(Task brief): Repeat every entry below exactly as given.

(Material provided):
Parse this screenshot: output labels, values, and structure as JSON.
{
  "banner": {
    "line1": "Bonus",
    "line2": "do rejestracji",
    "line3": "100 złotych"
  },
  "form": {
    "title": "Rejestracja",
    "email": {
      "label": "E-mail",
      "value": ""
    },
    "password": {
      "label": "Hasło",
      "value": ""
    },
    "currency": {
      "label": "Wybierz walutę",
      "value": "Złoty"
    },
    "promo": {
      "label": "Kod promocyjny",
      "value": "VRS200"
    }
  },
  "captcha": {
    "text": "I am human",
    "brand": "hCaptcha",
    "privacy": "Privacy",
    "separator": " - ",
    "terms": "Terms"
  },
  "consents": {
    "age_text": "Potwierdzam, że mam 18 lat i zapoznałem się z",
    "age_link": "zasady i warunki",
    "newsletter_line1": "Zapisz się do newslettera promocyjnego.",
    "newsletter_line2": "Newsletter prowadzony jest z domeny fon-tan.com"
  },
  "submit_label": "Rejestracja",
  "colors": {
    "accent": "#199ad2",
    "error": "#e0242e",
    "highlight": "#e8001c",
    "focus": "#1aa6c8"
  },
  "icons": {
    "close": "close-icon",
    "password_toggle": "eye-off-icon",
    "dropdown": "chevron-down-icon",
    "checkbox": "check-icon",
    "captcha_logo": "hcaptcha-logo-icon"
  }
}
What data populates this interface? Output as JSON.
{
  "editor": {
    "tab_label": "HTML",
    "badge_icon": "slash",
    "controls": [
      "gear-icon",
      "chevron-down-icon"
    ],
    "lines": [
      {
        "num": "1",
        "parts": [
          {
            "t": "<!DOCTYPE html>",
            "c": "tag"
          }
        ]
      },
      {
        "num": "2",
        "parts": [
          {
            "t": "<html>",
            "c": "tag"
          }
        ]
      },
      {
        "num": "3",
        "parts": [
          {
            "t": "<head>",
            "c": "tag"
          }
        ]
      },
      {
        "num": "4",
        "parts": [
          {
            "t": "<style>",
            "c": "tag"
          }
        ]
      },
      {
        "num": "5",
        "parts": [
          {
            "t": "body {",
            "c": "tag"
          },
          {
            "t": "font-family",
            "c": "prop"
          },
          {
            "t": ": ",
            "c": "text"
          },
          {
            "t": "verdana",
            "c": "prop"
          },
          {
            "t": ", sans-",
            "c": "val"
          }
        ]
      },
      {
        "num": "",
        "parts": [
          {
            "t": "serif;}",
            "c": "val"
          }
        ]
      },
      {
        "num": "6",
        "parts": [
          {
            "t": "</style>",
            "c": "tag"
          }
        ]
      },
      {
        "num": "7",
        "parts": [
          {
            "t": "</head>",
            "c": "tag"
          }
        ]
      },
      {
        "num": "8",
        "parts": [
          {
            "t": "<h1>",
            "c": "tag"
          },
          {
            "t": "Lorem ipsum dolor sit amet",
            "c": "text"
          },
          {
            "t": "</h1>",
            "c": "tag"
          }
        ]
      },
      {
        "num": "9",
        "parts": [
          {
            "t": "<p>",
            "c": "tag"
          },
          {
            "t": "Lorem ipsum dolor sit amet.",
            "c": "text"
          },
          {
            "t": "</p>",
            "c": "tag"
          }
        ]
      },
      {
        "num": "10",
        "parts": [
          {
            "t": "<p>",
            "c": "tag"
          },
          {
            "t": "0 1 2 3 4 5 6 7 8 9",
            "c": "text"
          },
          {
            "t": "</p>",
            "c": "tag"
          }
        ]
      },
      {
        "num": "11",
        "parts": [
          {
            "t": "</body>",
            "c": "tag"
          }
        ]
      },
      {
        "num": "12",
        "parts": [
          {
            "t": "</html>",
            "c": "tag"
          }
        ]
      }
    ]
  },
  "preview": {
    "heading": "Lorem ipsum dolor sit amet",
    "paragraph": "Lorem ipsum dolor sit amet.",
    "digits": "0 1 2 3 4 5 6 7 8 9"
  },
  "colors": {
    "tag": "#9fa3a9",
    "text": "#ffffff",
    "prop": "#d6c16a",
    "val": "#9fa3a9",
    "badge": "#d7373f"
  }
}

(Written answer):
Parse this screenshot: output labels, values, and structure as JSON.
{
  "banner": {
    "line1": "Bonus",
    "line2": "do rejestracji",
    "line3": "100 złotych"
  },
  "form": {
    "title": "Rejestracja",
    "email": {
      "label": "E-mail",
      "value": ""
    },
    "password": {
      "label": "Hasło",
      "value": ""
    },
    "currency": {
      "label": "Wybierz walutę",
      "value": "Złoty"
    },
    "promo": {
      "label": "Kod promocyjny",
      "value": "VRS200"
    }
  },
  "captcha": {
    "text": "I am human",
    "brand": "hCaptcha",
    "privacy": "Privacy",
    "separator": " - ",
    "terms": "Terms"
  },
  "consents": {
    "age_text": "Potwierdzam, że mam 18 lat i zapoznałem się z",
    "age_link": "zasady i warunki",
    "newsletter_line1": "Zapisz się do newslettera promocyjnego.",
    "newsletter_line2": "Newsletter prowadzony jest z domeny fon-tan.com"
  },
  "submit_label": "Rejestracja",
  "colors": {
    "accent": "#199ad2",
    "error": "#e0242e",
    "highlight": "#e8001c",
    "focus": "#1aa6c8"
  },
  "icons": {
    "close": "close-icon",
    "password_toggle": "eye-off-icon",
    "dropdown": "chevron-down-icon",
    "checkbox": "check-icon",
    "captcha_logo": "hcaptcha-logo-icon"
  }
}
What data populates this interface? Output as JSON.
{
  "editor": {
    "tab_label": "HTML",
    "badge_icon": "slash",
    "controls": [
      "gear-icon",
      "chevron-down-icon"
    ],
    "lines": [
      {
        "num": "1",
        "parts": [
          {
            "t": "<!DOCTYPE html>",
            "c": "tag"
          }
        ]
      },
      {
        "num": "2",
        "parts": [
          {
            "t": "<html>",
            "c": "tag"
          }
        ]
      },
      {
        "num": "3",
        "parts": [
          {
            "t": "<head>",
            "c": "tag"
          }
        ]
      },
      {
        "num": "4",
        "parts": [
          {
            "t": "<style>",
            "c": "tag"
          }
        ]
      },
      {
        "num": "5",
        "parts": [
          {
            "t": "body {",
            "c": "tag"
          },
          {
            "t": "font-family",
            "c": "prop"
          },
          {
            "t": ": ",
            "c": "text"
          },
          {
            "t": "verdana",
            "c": "prop"
          },
          {
            "t": ", sans-",
            "c": "val"
          }
        ]
      },
      {
        "num": "",
        "parts": [
          {
            "t": "serif;}",
            "c": "val"
          }
        ]
      },
      {
        "num": "6",
        "parts": [
          {
            "t": "</style>",
            "c": "tag"
          }
        ]
      },
      {
        "num": "7",
        "parts": [
          {
            "t": "</head>",
            "c": "tag"
          }
        ]
      },
      {
        "num": "8",
        "parts": [
          {
            "t": "<h1>",
            "c": "tag"
          },
          {
            "t": "Lorem ipsum dolor sit amet",
            "c": "text"
          },
          {
            "t": "</h1>",
            "c": "tag"
          }
        ]
      },
      {
        "num": "9",
        "parts": [
          {
            "t": "<p>",
            "c": "tag"
          },
          {
            "t": "Lorem ipsum dolor sit amet.",
            "c": "text"
          },
          {
            "t": "</p>",
            "c": "tag"
          }
        ]
      },
      {
        "num": "10",
        "parts": [
          {
            "t": "<p>",
            "c": "tag"
          },
          {
            "t": "0 1 2 3 4 5 6 7 8 9",
            "c": "text"
          },
          {
            "t": "</p>",
            "c": "tag"
          }
        ]
      },
      {
        "num": "11",
        "parts": [
          {
            "t": "</body>",
            "c": "tag"
          }
        ]
      },
      {
        "num": "12",
        "parts": [
          {
            "t": "</html>",
            "c": "tag"
          }
        ]
      }
    ]
  },
  "preview": {
    "heading": "Lorem ipsum dolor sit amet",
    "paragraph": "Lorem ipsum dolor sit amet.",
    "digits": "0 1 2 3 4 5 6 7 8 9"
  },
  "colors": {
    "tag": "#9fa3a9",
    "text": "#ffffff",
    "prop": "#d6c16a",
    "val": "#9fa3a9",
    "badge": "#d7373f"
  }
}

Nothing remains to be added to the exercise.